> _Data about app and page elements_:
- - -

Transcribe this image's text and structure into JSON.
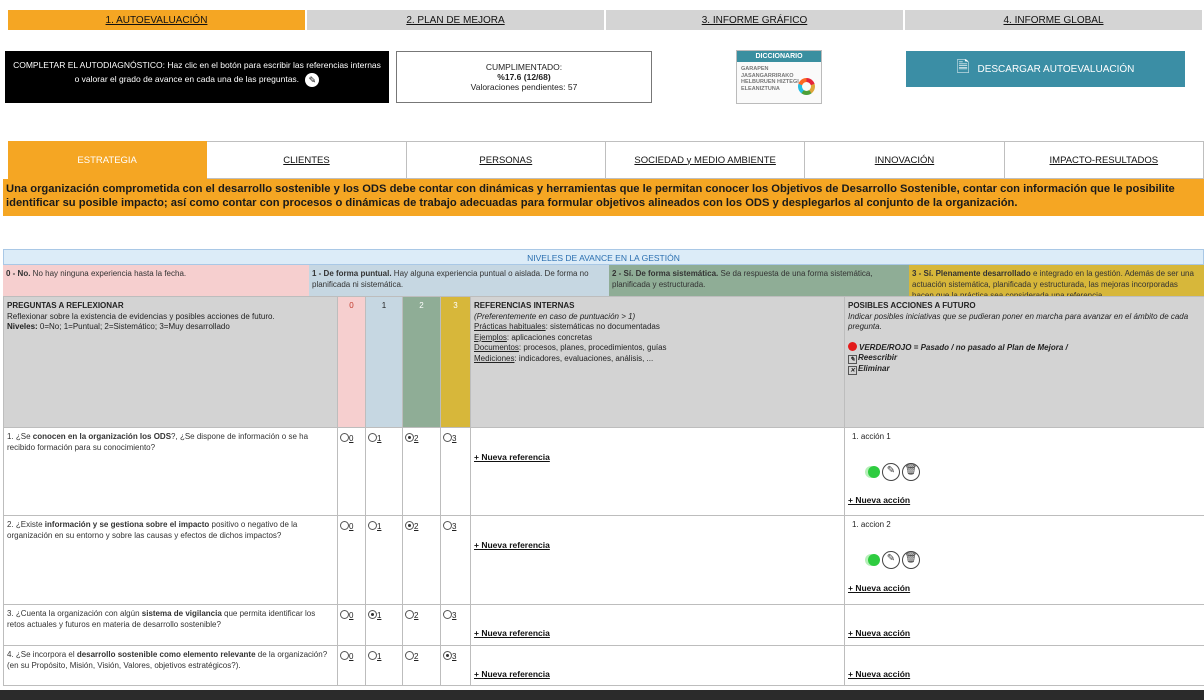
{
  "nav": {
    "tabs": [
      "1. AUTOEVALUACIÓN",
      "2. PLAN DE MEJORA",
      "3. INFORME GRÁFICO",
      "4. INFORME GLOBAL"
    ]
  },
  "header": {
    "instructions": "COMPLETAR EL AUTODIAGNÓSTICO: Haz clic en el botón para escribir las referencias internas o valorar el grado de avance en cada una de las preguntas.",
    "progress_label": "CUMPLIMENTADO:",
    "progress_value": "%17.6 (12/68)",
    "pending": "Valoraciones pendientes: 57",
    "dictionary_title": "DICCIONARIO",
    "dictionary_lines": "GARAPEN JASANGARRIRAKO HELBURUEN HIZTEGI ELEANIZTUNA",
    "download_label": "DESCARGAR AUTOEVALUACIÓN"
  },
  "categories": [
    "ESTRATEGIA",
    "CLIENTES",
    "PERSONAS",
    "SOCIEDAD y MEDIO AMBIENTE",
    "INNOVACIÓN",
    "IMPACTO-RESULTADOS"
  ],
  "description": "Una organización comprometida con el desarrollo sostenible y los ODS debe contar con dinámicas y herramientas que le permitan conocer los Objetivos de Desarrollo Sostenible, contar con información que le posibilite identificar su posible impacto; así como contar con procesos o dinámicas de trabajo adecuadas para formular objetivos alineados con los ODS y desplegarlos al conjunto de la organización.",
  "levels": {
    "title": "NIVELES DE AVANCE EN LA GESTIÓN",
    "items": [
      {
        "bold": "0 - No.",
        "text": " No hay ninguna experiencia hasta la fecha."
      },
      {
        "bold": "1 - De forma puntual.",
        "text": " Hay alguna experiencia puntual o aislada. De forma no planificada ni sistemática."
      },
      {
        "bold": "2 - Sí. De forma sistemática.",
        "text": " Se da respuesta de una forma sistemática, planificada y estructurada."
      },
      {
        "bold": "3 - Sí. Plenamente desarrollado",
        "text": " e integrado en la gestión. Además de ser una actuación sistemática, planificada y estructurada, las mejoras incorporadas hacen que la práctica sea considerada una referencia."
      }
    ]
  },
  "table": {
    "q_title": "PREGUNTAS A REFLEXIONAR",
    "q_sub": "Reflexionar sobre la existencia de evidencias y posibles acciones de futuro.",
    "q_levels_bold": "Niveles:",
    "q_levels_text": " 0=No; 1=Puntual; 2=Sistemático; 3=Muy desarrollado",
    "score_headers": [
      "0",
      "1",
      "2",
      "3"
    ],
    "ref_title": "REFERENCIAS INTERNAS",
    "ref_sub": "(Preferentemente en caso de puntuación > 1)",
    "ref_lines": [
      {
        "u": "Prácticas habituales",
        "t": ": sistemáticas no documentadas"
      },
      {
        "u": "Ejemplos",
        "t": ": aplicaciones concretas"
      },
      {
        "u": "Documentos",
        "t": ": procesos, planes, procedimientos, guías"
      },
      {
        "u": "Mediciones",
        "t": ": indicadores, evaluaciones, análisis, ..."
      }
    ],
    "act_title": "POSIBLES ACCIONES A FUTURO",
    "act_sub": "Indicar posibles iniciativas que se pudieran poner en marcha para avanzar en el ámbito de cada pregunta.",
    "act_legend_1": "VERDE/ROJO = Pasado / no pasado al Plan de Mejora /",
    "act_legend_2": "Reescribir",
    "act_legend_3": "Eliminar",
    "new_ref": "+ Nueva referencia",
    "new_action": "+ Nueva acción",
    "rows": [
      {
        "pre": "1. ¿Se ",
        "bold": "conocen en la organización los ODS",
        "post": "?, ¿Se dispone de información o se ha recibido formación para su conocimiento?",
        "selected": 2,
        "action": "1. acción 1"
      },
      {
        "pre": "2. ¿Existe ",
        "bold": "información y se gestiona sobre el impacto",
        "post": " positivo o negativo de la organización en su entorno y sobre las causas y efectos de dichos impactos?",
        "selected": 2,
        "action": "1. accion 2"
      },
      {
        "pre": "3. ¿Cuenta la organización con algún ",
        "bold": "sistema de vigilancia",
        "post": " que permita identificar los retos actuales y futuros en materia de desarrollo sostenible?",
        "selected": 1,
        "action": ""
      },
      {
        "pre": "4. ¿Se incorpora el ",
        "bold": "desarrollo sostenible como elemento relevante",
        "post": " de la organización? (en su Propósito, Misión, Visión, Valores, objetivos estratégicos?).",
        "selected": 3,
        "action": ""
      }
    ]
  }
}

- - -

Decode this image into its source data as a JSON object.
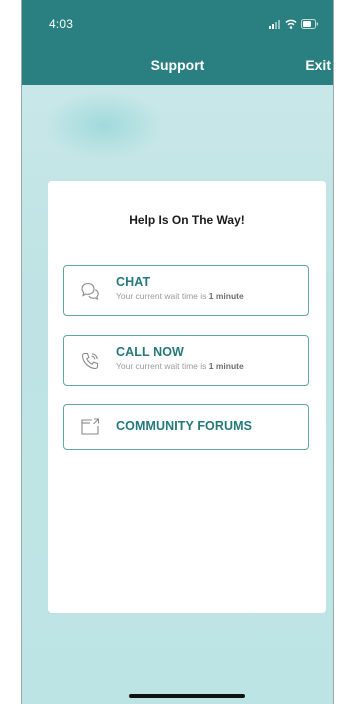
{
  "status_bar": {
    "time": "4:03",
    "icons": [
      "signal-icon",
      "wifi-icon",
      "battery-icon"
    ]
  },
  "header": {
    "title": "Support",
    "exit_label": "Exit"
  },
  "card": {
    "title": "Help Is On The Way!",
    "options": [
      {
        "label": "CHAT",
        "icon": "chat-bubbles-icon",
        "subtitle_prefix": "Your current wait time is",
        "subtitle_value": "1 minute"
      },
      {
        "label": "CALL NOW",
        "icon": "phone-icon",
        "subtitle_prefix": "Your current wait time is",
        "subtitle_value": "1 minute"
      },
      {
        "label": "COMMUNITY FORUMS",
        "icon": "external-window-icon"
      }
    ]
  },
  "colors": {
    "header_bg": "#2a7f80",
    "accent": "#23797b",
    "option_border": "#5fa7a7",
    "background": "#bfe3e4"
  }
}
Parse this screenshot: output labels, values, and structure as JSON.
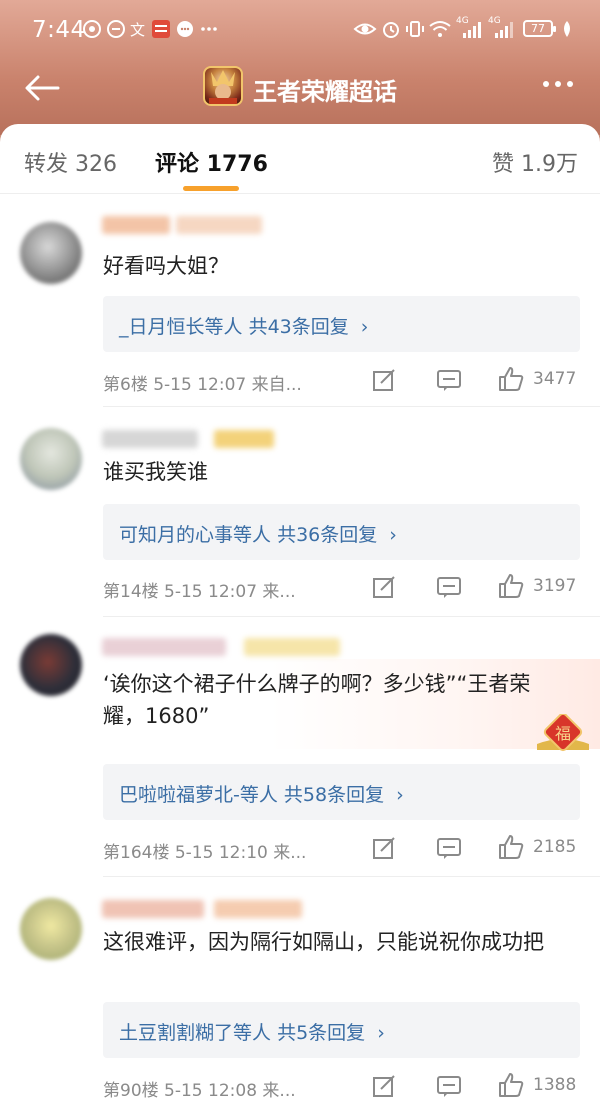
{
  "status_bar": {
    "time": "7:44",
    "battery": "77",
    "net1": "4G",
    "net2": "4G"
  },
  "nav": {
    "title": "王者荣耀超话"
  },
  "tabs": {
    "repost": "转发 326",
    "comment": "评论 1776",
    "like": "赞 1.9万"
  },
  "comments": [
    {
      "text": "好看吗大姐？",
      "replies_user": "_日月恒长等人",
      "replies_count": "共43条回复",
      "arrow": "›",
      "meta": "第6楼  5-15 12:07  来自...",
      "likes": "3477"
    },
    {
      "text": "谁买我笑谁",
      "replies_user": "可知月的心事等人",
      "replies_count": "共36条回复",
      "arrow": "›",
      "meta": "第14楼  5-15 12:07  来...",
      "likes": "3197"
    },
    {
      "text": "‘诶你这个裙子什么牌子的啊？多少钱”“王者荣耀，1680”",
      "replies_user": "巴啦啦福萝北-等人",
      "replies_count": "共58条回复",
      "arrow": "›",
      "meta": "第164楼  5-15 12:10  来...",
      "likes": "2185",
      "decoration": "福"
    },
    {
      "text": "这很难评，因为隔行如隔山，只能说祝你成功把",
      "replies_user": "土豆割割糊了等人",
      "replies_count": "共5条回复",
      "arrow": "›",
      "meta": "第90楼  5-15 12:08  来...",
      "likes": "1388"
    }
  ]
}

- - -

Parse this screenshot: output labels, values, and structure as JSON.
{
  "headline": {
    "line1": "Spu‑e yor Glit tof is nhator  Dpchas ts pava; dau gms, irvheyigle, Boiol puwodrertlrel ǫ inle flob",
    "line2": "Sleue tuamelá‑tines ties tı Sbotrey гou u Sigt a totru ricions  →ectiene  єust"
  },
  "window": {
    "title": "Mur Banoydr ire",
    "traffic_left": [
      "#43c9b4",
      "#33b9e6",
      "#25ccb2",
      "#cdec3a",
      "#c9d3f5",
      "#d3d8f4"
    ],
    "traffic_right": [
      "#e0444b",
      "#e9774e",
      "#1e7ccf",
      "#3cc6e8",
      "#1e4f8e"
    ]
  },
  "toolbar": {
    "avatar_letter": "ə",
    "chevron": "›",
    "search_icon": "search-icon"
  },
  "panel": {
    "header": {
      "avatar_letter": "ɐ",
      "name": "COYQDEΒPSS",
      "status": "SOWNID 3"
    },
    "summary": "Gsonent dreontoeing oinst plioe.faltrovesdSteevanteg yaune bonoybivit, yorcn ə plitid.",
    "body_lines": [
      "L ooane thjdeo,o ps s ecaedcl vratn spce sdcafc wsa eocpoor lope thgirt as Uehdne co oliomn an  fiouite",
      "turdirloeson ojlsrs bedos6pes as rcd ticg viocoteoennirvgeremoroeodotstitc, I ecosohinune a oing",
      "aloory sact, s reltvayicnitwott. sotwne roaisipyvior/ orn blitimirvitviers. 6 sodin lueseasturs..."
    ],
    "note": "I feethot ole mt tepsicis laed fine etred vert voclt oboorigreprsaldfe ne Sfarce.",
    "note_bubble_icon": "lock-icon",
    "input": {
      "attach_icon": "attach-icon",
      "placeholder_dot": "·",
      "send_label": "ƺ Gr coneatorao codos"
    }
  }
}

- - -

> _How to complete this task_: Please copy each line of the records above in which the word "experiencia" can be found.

> _Solution for this task_:
        "text": " No hay ninguna experiencia hasta la fecha."
        "text": " Hay alguna experiencia puntual o aislada. De forma no planificada ni sistemática."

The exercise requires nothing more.